Immigration has contributed immensely to America's economic success, making it a global leader in tech, and also Google the company it is today. Disappointed by today's proclamation - we'll continue to stand with immigrants and work to expand opportunity for all.— Sundar Pichai (@sundarpichai) June 22, 2020
Along with Cook and Pichai, YouTube's Susan Wojcicki and Tesla's Elon Musk also voiced their concerns. Many prominent figures from the tech industry continue to speak out against Trump's immigration reform methods.
CNBC points out that, According to The Migration Policy Institute, up to 219,000 workers could be blocked from entering and working in the United States.
Tech giants often rely on the H-1B program, which allows up to 85,000 "specialty workers" to move to the U.S. with their families. In 2019, Amazon received more H-1B visas than any other company in the U.S.
"Preventing high skilled professionals from entering the country and contributing to America's economic recovery puts American's global competitiveness at risk," a spokesperson for Amazon said.

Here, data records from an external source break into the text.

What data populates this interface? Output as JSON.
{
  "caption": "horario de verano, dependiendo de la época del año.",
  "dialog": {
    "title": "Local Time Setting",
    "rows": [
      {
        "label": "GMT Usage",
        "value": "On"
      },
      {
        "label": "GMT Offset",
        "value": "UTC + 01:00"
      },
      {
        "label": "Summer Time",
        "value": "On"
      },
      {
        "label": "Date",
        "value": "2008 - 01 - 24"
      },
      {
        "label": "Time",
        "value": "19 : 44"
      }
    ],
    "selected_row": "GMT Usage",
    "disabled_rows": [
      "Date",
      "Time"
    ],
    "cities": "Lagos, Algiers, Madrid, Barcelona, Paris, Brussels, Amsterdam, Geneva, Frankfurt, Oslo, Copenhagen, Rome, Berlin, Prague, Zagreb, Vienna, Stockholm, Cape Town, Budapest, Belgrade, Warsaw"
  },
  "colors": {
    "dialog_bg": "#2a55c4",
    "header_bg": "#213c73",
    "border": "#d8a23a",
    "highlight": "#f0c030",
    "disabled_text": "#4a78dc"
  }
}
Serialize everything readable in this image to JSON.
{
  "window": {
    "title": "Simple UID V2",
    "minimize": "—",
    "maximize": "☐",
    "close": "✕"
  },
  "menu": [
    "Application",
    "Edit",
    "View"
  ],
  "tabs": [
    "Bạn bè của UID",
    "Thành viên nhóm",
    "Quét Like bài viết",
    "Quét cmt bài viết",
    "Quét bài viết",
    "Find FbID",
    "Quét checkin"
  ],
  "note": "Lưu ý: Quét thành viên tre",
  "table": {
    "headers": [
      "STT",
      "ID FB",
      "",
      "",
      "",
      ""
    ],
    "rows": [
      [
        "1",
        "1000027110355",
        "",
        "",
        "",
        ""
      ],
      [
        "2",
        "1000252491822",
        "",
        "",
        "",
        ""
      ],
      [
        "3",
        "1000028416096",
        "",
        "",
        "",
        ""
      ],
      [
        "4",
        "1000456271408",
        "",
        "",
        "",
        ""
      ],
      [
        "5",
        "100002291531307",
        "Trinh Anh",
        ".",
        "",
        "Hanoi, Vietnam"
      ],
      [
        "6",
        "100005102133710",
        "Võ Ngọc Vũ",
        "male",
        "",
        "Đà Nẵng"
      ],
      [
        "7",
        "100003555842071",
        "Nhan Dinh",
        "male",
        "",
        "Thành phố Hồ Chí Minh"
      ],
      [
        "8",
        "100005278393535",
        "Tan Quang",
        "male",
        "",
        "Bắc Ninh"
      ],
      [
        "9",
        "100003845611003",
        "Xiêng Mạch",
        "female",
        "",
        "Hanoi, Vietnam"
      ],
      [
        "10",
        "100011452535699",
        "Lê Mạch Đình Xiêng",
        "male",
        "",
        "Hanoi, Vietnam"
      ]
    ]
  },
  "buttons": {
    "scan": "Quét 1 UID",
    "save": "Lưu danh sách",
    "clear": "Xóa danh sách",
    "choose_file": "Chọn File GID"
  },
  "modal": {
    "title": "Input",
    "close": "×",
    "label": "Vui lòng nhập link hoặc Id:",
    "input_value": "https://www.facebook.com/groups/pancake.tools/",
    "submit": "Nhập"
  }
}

In October of 2019, Cook, along with Apple's SVP for Retail and People Deirdre O'Brien, filed a brief with the Supreme Court supporting the preservation of the Deferred Action for Childhood Arrivals program. The brief profiled five "Dreamer" employees of Apple, as well as their supervisors, to show how they had contributed both to the company and the country.
Later that month Cook proceeded to urge the U.S. Senate to pass the Fairness for High-Skilled Immigrants Act, stating that "immigrants make this country stronger, and our economy more dynamic."